WORK REQUEST:
The result should be every line of the listing that contains "rest".

EXCERPTED DATA:
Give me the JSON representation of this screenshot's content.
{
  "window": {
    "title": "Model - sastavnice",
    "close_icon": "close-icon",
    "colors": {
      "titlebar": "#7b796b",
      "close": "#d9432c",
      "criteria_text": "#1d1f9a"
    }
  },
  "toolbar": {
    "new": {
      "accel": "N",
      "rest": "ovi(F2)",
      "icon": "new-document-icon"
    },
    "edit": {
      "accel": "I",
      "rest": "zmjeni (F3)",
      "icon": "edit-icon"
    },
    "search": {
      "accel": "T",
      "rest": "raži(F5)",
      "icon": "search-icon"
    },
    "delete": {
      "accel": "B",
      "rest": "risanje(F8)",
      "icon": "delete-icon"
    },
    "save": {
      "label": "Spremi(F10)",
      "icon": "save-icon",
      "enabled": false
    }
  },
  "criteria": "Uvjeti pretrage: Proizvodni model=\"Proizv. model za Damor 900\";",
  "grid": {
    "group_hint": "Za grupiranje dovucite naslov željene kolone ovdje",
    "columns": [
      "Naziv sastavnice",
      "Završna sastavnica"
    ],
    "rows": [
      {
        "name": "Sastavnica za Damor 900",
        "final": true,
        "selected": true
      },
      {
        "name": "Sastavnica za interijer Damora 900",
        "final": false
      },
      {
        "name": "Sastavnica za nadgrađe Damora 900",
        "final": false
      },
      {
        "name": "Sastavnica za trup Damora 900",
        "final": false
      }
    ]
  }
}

EXERCISE RESULT:
      "rest": "ovi(F2)",
      "rest": "zmjeni (F3)",
      "rest": "raži(F5)",
      "rest": "risanje(F8)",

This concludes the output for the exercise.